Lienesch's methodology has come under increased online scrutiny since The Weekly Herald ran a front-page feature on his ramen project this month. Like many other amateur food bloggers, Lienesch has forged his own star system to make sense of the 400-plus noodles he's sampled. While he hasn't attempted to assign specific points to flavor, texture, or presentation--an approach popular with many self-appointed chicken-wing, burger, and pizza graders--he has a clear sense of the difference between zero-star ramen ("Tastes literally like crap," he writes) and five-star ramen ("Requires me to call someone up and tell them how amazingly wonderful these noodles are.")
Still, his categories strike some fellow ramen fans as inexact, or--worse still--unfair.
"A couple of people had a fit about it," Lienesch says, recalling when he tagged a popular Korean brand with 2.5 stars. "Hey, it's my opinion."
Bloggers aren't the only food writers who have to contend with star gripes: Restaurant critics at newspapers which employ star systems are frequently called upon to reconcile their reviews with star assignments. But for niche bloggers who offer "reviews you can use" in narrow categories, the hows and whys of assessment are especially important.
My friend Daniel Vaughn has compiled reviews of more than 400 Texas barbecue joints on his blog, Full Custom Gospel BBQ. Vaughn uses a strict six-star system (unlike Lienesch, he doesn't venture into decimal points). He awards one star to a joint that readers shouldn't bother visiting, and saves six stars for consistently spectacular joints that should make readers "reconsider their honeymoon destination." Fans of Texas barbecue won't be surprised to learn Austin's Franklin Barbecue is the sole recipient of a six-star rating.

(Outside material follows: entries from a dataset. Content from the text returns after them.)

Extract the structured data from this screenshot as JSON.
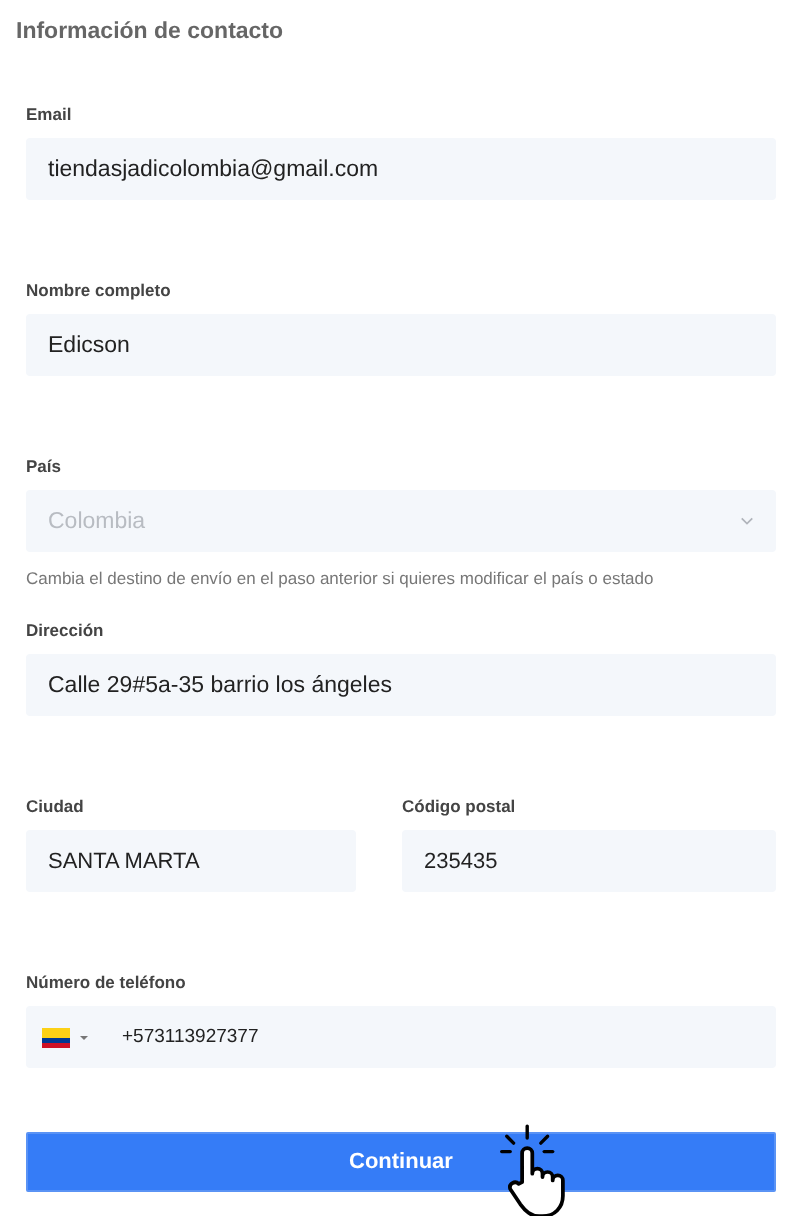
{
  "section_title": "Información de contacto",
  "fields": [
    {
      "kind": "text",
      "label": "Email",
      "value": "tiendasjadicolombia@gmail.com"
    },
    {
      "kind": "text",
      "label": "Nombre completo",
      "value": "Edicson"
    },
    {
      "kind": "select",
      "label": "País",
      "value": "Colombia",
      "disabled": true,
      "hint": "Cambia el destino de envío en el paso anterior si quieres modificar el país o estado"
    },
    {
      "kind": "text",
      "label": "Dirección",
      "value": "Calle 29#5a-35 barrio los ángeles"
    },
    {
      "kind": "pair",
      "items": [
        {
          "label": "Ciudad",
          "value": "SANTA MARTA"
        },
        {
          "label": "Código postal",
          "value": "235435"
        }
      ]
    },
    {
      "kind": "phone",
      "label": "Número de teléfono",
      "value": "+573113927377"
    }
  ],
  "submit": {
    "label": "Continuar"
  }
}
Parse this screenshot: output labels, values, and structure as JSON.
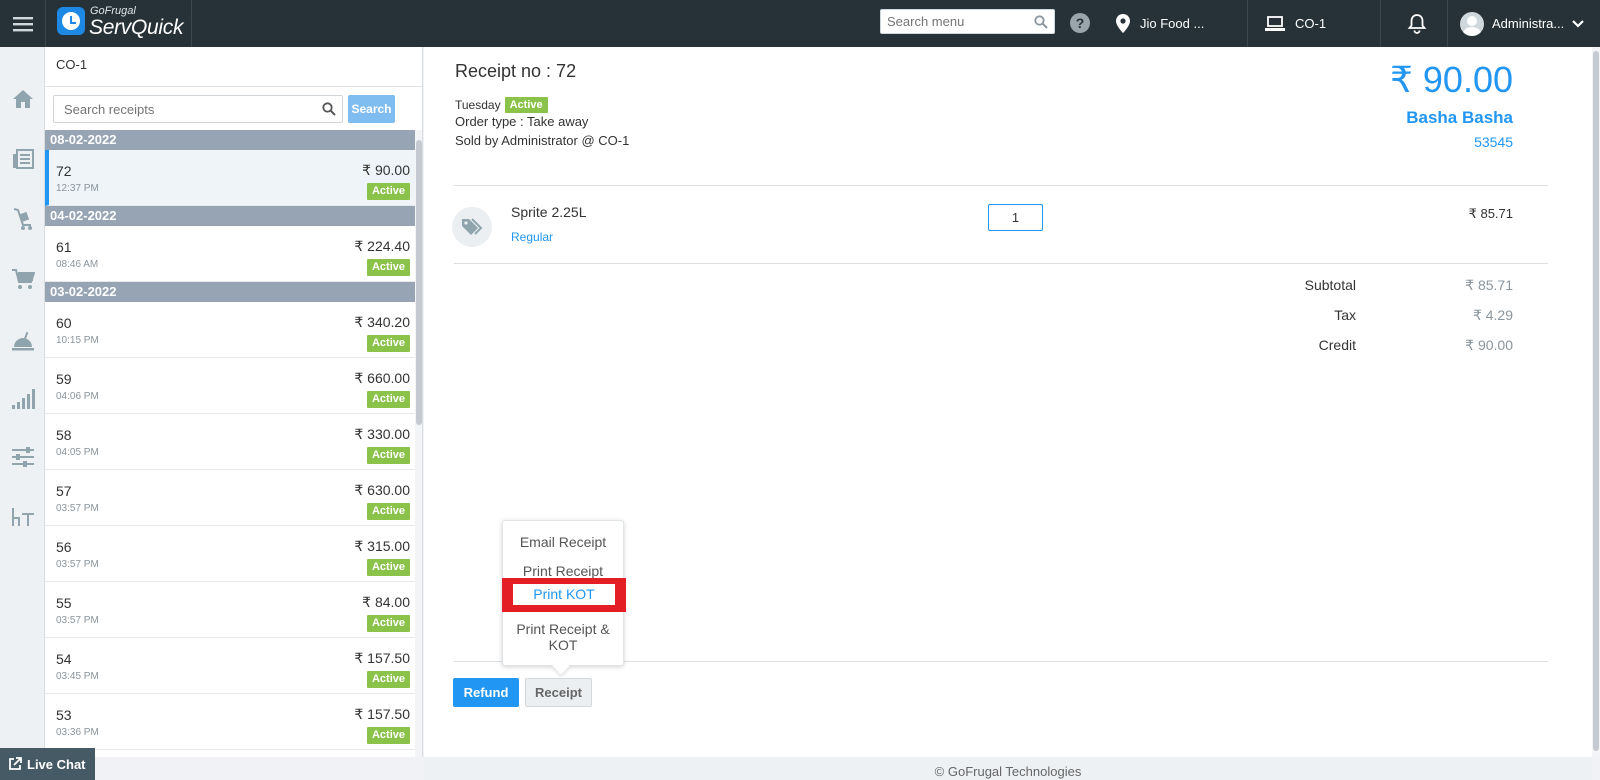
{
  "topbar": {
    "brand_sub": "GoFrugal",
    "brand_main": "ServQuick",
    "search_placeholder": "Search menu",
    "location": "Jio Food ...",
    "counter": "CO-1",
    "user": "Administra..."
  },
  "sidebar": {
    "icons": [
      "home-icon",
      "newspaper-icon",
      "cart-trolley-icon",
      "shopping-cart-icon",
      "food-cloche-icon",
      "signal-bars-icon",
      "sliders-icon",
      "table-icon"
    ]
  },
  "receipt_list": {
    "header": "CO-1",
    "search_placeholder": "Search receipts",
    "search_button": "Search",
    "groups": [
      {
        "date": "08-02-2022",
        "items": [
          {
            "number": "72",
            "time": "12:37 PM",
            "amount": "₹ 90.00",
            "status": "Active"
          }
        ]
      },
      {
        "date": "04-02-2022",
        "items": [
          {
            "number": "61",
            "time": "08:46 AM",
            "amount": "₹ 224.40",
            "status": "Active"
          }
        ]
      },
      {
        "date": "03-02-2022",
        "items": [
          {
            "number": "60",
            "time": "10:15 PM",
            "amount": "₹ 340.20",
            "status": "Active"
          },
          {
            "number": "59",
            "time": "04:06 PM",
            "amount": "₹ 660.00",
            "status": "Active"
          },
          {
            "number": "58",
            "time": "04:05 PM",
            "amount": "₹ 330.00",
            "status": "Active"
          },
          {
            "number": "57",
            "time": "03:57 PM",
            "amount": "₹ 630.00",
            "status": "Active"
          },
          {
            "number": "56",
            "time": "03:57 PM",
            "amount": "₹ 315.00",
            "status": "Active"
          },
          {
            "number": "55",
            "time": "03:57 PM",
            "amount": "₹ 84.00",
            "status": "Active"
          },
          {
            "number": "54",
            "time": "03:45 PM",
            "amount": "₹ 157.50",
            "status": "Active"
          },
          {
            "number": "53",
            "time": "03:36 PM",
            "amount": "₹ 157.50",
            "status": "Active"
          }
        ]
      }
    ]
  },
  "receipt": {
    "title": "Receipt no : 72",
    "day": "Tuesday",
    "status": "Active",
    "order_type": "Order type : Take away",
    "sold_by": "Sold by Administrator @ CO-1",
    "total": "₹ 90.00",
    "customer_name": "Basha Basha",
    "customer_number": "53545",
    "item": {
      "name": "Sprite 2.25L",
      "variant": "Regular",
      "qty": "1",
      "price": "₹ 85.71"
    },
    "totals": [
      {
        "label": "Subtotal",
        "value": "₹ 85.71"
      },
      {
        "label": "Tax",
        "value": "₹ 4.29"
      },
      {
        "label": "Credit",
        "value": "₹ 90.00"
      }
    ],
    "refund_label": "Refund",
    "receipt_label": "Receipt"
  },
  "menu": {
    "email_receipt": "Email Receipt",
    "print_receipt": "Print Receipt",
    "print_kot": "Print KOT",
    "print_receipt_kot_line1": "Print Receipt &",
    "print_receipt_kot_line2": "KOT"
  },
  "footer": "© GoFrugal Technologies",
  "live_chat": "Live Chat",
  "colors": {
    "topbar": "#263238",
    "accent": "#2196f3",
    "active_badge": "#8bc34a",
    "date_header": "#96a4b4",
    "highlight": "#e31e24"
  }
}
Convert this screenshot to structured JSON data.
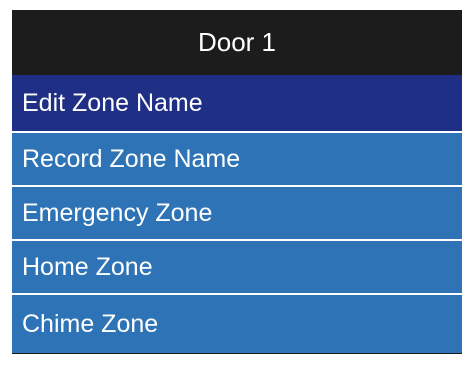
{
  "header": {
    "title": "Door 1"
  },
  "menu": {
    "items": [
      {
        "label": "Edit Zone Name",
        "selected": true
      },
      {
        "label": "Record Zone Name",
        "selected": false
      },
      {
        "label": "Emergency Zone",
        "selected": false
      },
      {
        "label": "Home Zone",
        "selected": false
      },
      {
        "label": "Chime Zone",
        "selected": false
      }
    ]
  },
  "colors": {
    "title_bar": "#1c1c1c",
    "selected_item": "#1f2f86",
    "item": "#2e73b5",
    "text": "#ffffff"
  }
}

"I primarily rate the brisket and ribs, so if both are in the great category, then it gets five stars," Vaughn explains by e-mail. "One of the meats must be exceptional to get a four-star rating no matter the quality of the sides. Meat is king. Sauce is not considered."
Sides and ambience aren't star-worthy on their own, but, Vaughn adds, "It can help push a rating up or down if I'm on the fence. Do you get buttered Texas toast, or stale white bread? Did those pintos come straight from the can, or are the beans a special recipe that's cooked in the smoker?"
Translating a subjective experience into stars is tricky, whether the critic is tackling film, music, or dried Asian noodles. Lienesch reports his star system has evolved as he's eaten more ramen. He was initially reluctant to wade into multiple-star territory, hoping he'd find even better noodles deserving of the extra stars. "My palate's getting smarter," Lienesch says. "These days, if I like it, I'm giving it higher marks."
Vaughn's adjusted his expectations instead of his star ratings. "Now that I've been at this for a while, I know that most places are going to be two or three stars, but I go into every situation hoping for the best," he writes.
Lienesch says he plans to continue rating noodles according to his current system. "This is for the long haul," he says. "Luckily, I like noodles."